ARCHITECT, Portuguese
(active after 1501 in Lisbon)

Interior view

Hieronymite monastery, Belém near Lisbon

The Hieronymite monastery of Belém, together with the nearby Torre de Belém, is architecturally and ideologically the masterpiece of the reign of Manuel I (reigned 1495-1521). They together present a noted example of Manueline architecture.

The "Manueline" style is a particularly rich and lavish style of architectural ornamentation indigenous to Portugal in the early 16th century. Although the Manueline style actually continued for some time after the death of Manuel I, it is the prosperity of his reign that the style celebrates. The profusion of dense ornament in Manueline architecture owes some debt to the contemporary Spanish, to the Flamboyant Gothic style of northern Europe, and to a revival of Moorish style.

Erected mainly in the first quarter of the 16th century, the monastery at Belém is an artistic achievement which, blending Gothic structures with Plateresque decoration and dynastic symbolism, has an unmistakably Portuguese character. The present building was begun in 1501 to replace a former charterhouse.
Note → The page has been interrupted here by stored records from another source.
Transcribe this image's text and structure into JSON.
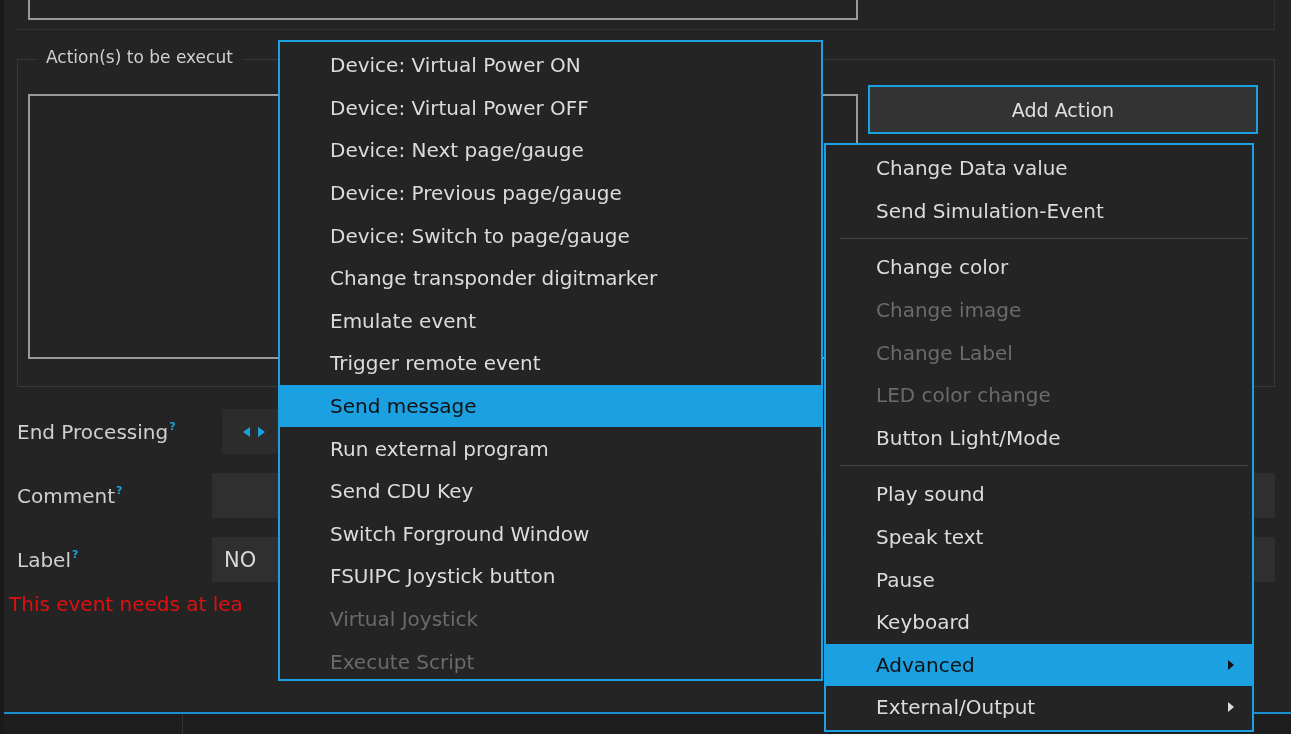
{
  "actions_group": {
    "title": "Action(s) to be execut",
    "add_button": "Add Action"
  },
  "fields": [
    {
      "kind": "spinner",
      "label": "End Processing",
      "help": "?"
    },
    {
      "kind": "text",
      "label": "Comment",
      "help": "?"
    },
    {
      "kind": "text",
      "label": "Label",
      "help": "?",
      "value": "NO"
    }
  ],
  "error": "This event needs at lea",
  "action_menu": {
    "items": [
      {
        "label": "Device: Virtual Power ON",
        "selected": false,
        "disabled": false
      },
      {
        "label": "Device: Virtual Power OFF",
        "selected": false,
        "disabled": false
      },
      {
        "label": "Device: Next page/gauge",
        "selected": false,
        "disabled": false
      },
      {
        "label": "Device: Previous page/gauge",
        "selected": false,
        "disabled": false
      },
      {
        "label": "Device: Switch to page/gauge",
        "selected": false,
        "disabled": false
      },
      {
        "label": "Change transponder digitmarker",
        "selected": false,
        "disabled": false
      },
      {
        "label": "Emulate event",
        "selected": false,
        "disabled": false
      },
      {
        "label": "Trigger remote event",
        "selected": false,
        "disabled": false
      },
      {
        "label": "Send message",
        "selected": true,
        "disabled": false
      },
      {
        "label": "Run external program",
        "selected": false,
        "disabled": false
      },
      {
        "label": "Send CDU Key",
        "selected": false,
        "disabled": false
      },
      {
        "label": "Switch Forground Window",
        "selected": false,
        "disabled": false
      },
      {
        "label": "FSUIPC Joystick button",
        "selected": false,
        "disabled": false
      },
      {
        "label": "Virtual Joystick",
        "selected": false,
        "disabled": true
      },
      {
        "label": "Execute Script",
        "selected": false,
        "disabled": true
      }
    ]
  },
  "add_menu": {
    "items": [
      {
        "kind": "item",
        "label": "Change Data value",
        "selected": false,
        "disabled": false,
        "submenu": false
      },
      {
        "kind": "item",
        "label": "Send Simulation-Event",
        "selected": false,
        "disabled": false,
        "submenu": false
      },
      {
        "kind": "separator"
      },
      {
        "kind": "item",
        "label": "Change color",
        "selected": false,
        "disabled": false,
        "submenu": false
      },
      {
        "kind": "item",
        "label": "Change image",
        "selected": false,
        "disabled": true,
        "submenu": false
      },
      {
        "kind": "item",
        "label": "Change Label",
        "selected": false,
        "disabled": true,
        "submenu": false
      },
      {
        "kind": "item",
        "label": "LED color change",
        "selected": false,
        "disabled": true,
        "submenu": false
      },
      {
        "kind": "item",
        "label": "Button Light/Mode",
        "selected": false,
        "disabled": false,
        "submenu": false
      },
      {
        "kind": "separator"
      },
      {
        "kind": "item",
        "label": "Play sound",
        "selected": false,
        "disabled": false,
        "submenu": false
      },
      {
        "kind": "item",
        "label": "Speak text",
        "selected": false,
        "disabled": false,
        "submenu": false
      },
      {
        "kind": "item",
        "label": "Pause",
        "selected": false,
        "disabled": false,
        "submenu": false
      },
      {
        "kind": "item",
        "label": "Keyboard",
        "selected": false,
        "disabled": false,
        "submenu": false
      },
      {
        "kind": "item",
        "label": "Advanced",
        "selected": true,
        "disabled": false,
        "submenu": true
      },
      {
        "kind": "item",
        "label": "External/Output",
        "selected": false,
        "disabled": false,
        "submenu": true
      }
    ]
  }
}
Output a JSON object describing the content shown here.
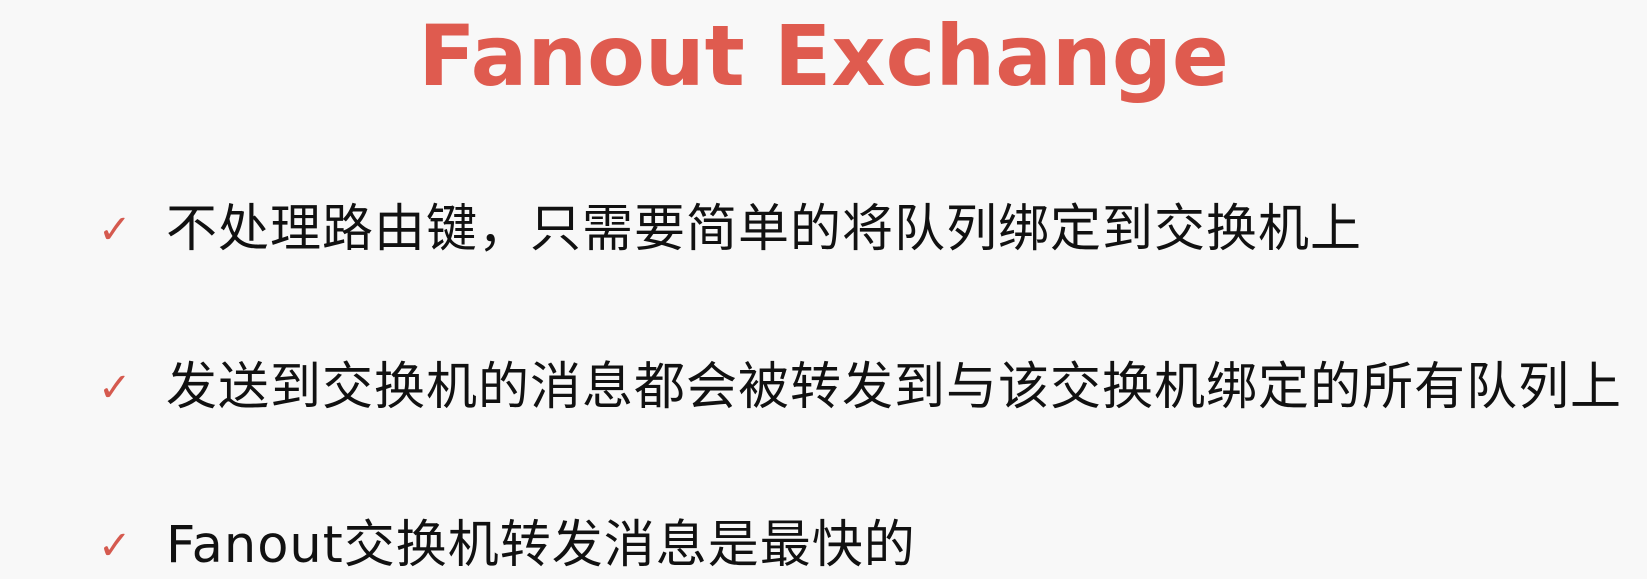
{
  "slide": {
    "title": "Fanout Exchange",
    "bullets": [
      {
        "icon": "check-icon",
        "text": "不处理路由键，只需要简单的将队列绑定到交换机上"
      },
      {
        "icon": "check-icon",
        "text": "发送到交换机的消息都会被转发到与该交换机绑定的所有队列上"
      },
      {
        "icon": "check-icon",
        "text": "Fanout交换机转发消息是最快的"
      }
    ]
  },
  "colors": {
    "title": "#df5b4f",
    "check": "#d55a4f",
    "text": "#111111",
    "background": "#f8f8f8"
  }
}
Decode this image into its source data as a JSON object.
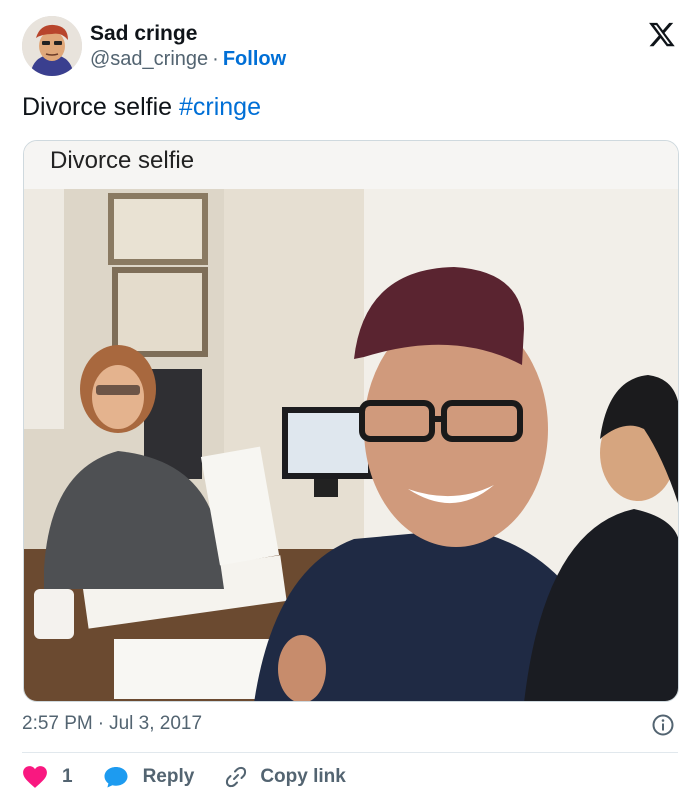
{
  "author": {
    "name": "Sad cringe",
    "handle": "@sad_cringe",
    "separator": "·",
    "follow_label": "Follow"
  },
  "tweet": {
    "text": "Divorce selfie ",
    "hashtag": "#cringe"
  },
  "media": {
    "caption": "Divorce selfie"
  },
  "footer": {
    "time": "2:57 PM",
    "separator": "·",
    "date": "Jul 3, 2017"
  },
  "actions": {
    "like_count": "1",
    "reply_label": "Reply",
    "copy_link_label": "Copy link"
  },
  "icons": {
    "brand": "x-logo-icon",
    "info": "info-icon",
    "like": "heart-icon",
    "reply": "speech-bubble-icon",
    "copy": "link-icon"
  },
  "colors": {
    "link": "#006fd6",
    "heart": "#f91880",
    "reply": "#1d9bf0",
    "secondary_text": "#536471"
  }
}
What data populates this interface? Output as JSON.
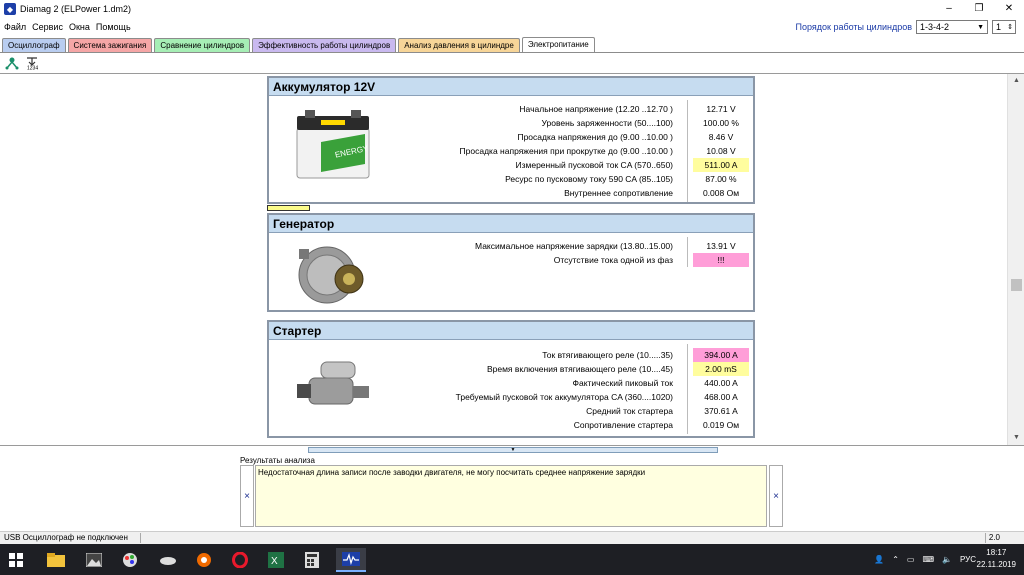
{
  "window": {
    "title": "Diamag 2 (ELPower 1.dm2)"
  },
  "menu": [
    "Файл",
    "Сервис",
    "Окна",
    "Помощь"
  ],
  "cylinder_order": {
    "label": "Порядок работы цилиндров",
    "value": "1-3-4-2",
    "spin": "1"
  },
  "tabs": [
    {
      "label": "Осциллограф",
      "color": "#b9cdf0"
    },
    {
      "label": "Система зажигания",
      "color": "#f5a6a6"
    },
    {
      "label": "Сравнение цилиндров",
      "color": "#a6eeb5"
    },
    {
      "label": "Эффективность работы цилиндров",
      "color": "#c9b9ef"
    },
    {
      "label": "Анализ давления в цилиндре",
      "color": "#f7d598"
    },
    {
      "label": "Электропитание",
      "color": "#ffffff"
    }
  ],
  "battery": {
    "title": "Аккумулятор 12V",
    "rows": [
      {
        "label": "Начальное напряжение (12.20 ..12.70 )",
        "value": "12.71 V",
        "hl": ""
      },
      {
        "label": "Уровень заряженности (50....100)",
        "value": "100.00 %",
        "hl": ""
      },
      {
        "label": "Просадка напряжения до (9.00 ..10.00 )",
        "value": "8.46 V",
        "hl": ""
      },
      {
        "label": "Просадка напряжения при прокрутке до (9.00 ..10.00 )",
        "value": "10.08 V",
        "hl": ""
      },
      {
        "label": "Измеренный пусковой ток  CA (570..650)",
        "value": "511.00 A",
        "hl": "y"
      },
      {
        "label": "Ресурс по пусковому току  590 CA (85..105)",
        "value": "87.00 %",
        "hl": ""
      },
      {
        "label": "Внутреннее сопротивление",
        "value": "0.008 Ом",
        "hl": ""
      }
    ]
  },
  "generator": {
    "title": "Генератор",
    "rows": [
      {
        "label": "Максимальное напряжение зарядки  (13.80..15.00)",
        "value": "13.91 V",
        "hl": ""
      },
      {
        "label": "Отсутствие тока одной из фаз",
        "value": "!!!",
        "hl": "p"
      }
    ]
  },
  "starter": {
    "title": "Стартер",
    "rows": [
      {
        "label": "Ток втягивающего реле (10.....35)",
        "value": "394.00 A",
        "hl": "p"
      },
      {
        "label": "Время включения втягивающего реле (10....45)",
        "value": "2.00 mS",
        "hl": "y"
      },
      {
        "label": "Фактический пиковый ток",
        "value": "440.00 A",
        "hl": ""
      },
      {
        "label": "Требуемый пусковой ток аккумулятора  CA (360....1020)",
        "value": "468.00 A",
        "hl": ""
      },
      {
        "label": "Средний ток стартера",
        "value": "370.61 A",
        "hl": ""
      },
      {
        "label": "Сопротивление стартера",
        "value": "0.019 Ом",
        "hl": ""
      }
    ]
  },
  "battery_brand": "ENERGY",
  "results": {
    "caption": "Результаты анализа",
    "text": "Недостаточная длина записи после заводки двигателя, не могу посчитать среднее напряжение зарядки",
    "close": "×"
  },
  "status": {
    "left": "USB Осциллограф не подключен",
    "right": "2.0"
  },
  "taskbar": {
    "lang": "РУС",
    "time": "18:17",
    "date": "22.11.2019"
  }
}
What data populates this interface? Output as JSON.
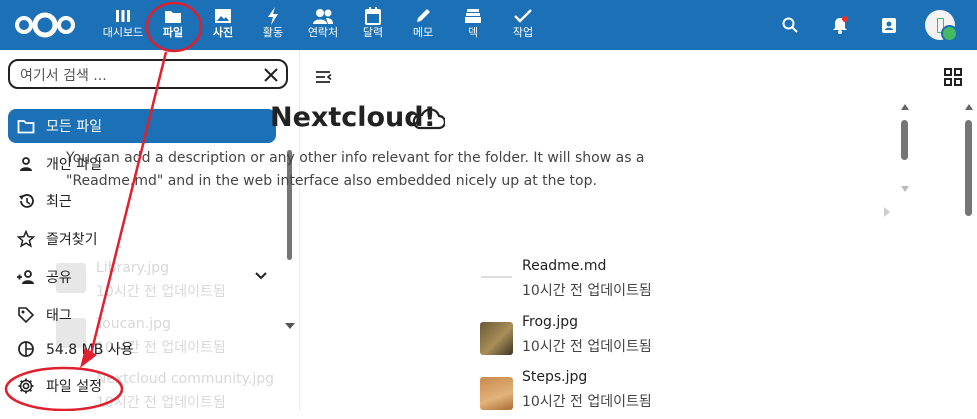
{
  "header": {
    "apps": [
      {
        "label": "대시보드",
        "icon": "dashboard-icon"
      },
      {
        "label": "파일",
        "icon": "folder-icon",
        "active": true
      },
      {
        "label": "사진",
        "icon": "photos-icon",
        "active": true
      },
      {
        "label": "활동",
        "icon": "activity-icon"
      },
      {
        "label": "연락처",
        "icon": "contacts-icon"
      },
      {
        "label": "달력",
        "icon": "calendar-icon"
      },
      {
        "label": "메모",
        "icon": "notes-icon"
      },
      {
        "label": "덱",
        "icon": "deck-icon"
      },
      {
        "label": "작업",
        "icon": "tasks-icon"
      }
    ],
    "right_icons": [
      "search-icon",
      "notifications-icon",
      "contacts-menu-icon"
    ]
  },
  "sidebar": {
    "search": {
      "value": "",
      "placeholder": "여기서 검색 ..."
    },
    "items": [
      {
        "label": "모든 파일",
        "icon": "folder-icon",
        "active": true
      },
      {
        "label": "개인 파일",
        "icon": "person-icon"
      },
      {
        "label": "최근",
        "icon": "history-icon"
      },
      {
        "label": "즐겨찾기",
        "icon": "star-icon"
      },
      {
        "label": "공유",
        "icon": "share-icon"
      },
      {
        "label": "태그",
        "icon": "tag-icon"
      },
      {
        "label": "54.8 MB 사용",
        "icon": "quota-icon"
      },
      {
        "label": "파일 설정",
        "icon": "gear-icon"
      }
    ]
  },
  "main": {
    "title": "Nextcloud!",
    "description": "You can add a description or any other info relevant for the folder. It will show as a \"Readme.md\" and in the web interface also embedded nicely up at the top.",
    "files": [
      {
        "name": "Readme.md",
        "time": "10시간 전 업데이트됨"
      },
      {
        "name": "Frog.jpg",
        "time": "10시간 전 업데이트됨"
      },
      {
        "name": "Steps.jpg",
        "time": "10시간 전 업데이트됨"
      }
    ],
    "ghost_files": [
      {
        "name": "Library.jpg",
        "time": "10시간 전 업데이트됨"
      },
      {
        "name": "Toucan.jpg",
        "time": "10시간 전 업데이트됨"
      },
      {
        "name": "Nextcloud community.jpg",
        "time": "10시간 전 업데이트됨"
      }
    ]
  },
  "colors": {
    "brand": "#1b70b6",
    "annotation": "#e0202e"
  }
}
The first architect was Diogo Boytac (1460-1528), who was succeeded after 1517 by Joao de Castilho (c. 1475-1552).

The complicated net vaulting of the nave is carried on six octagonal piers 25 metres high completely covered with Renaissance ornamentation. The exterior is notable for the richly decorated framework of the portals, which carry a complex iconographic program.

The photo shows the interior of the church.

© Web Gallery of Art, created by Emil Krén and Daniel Marx.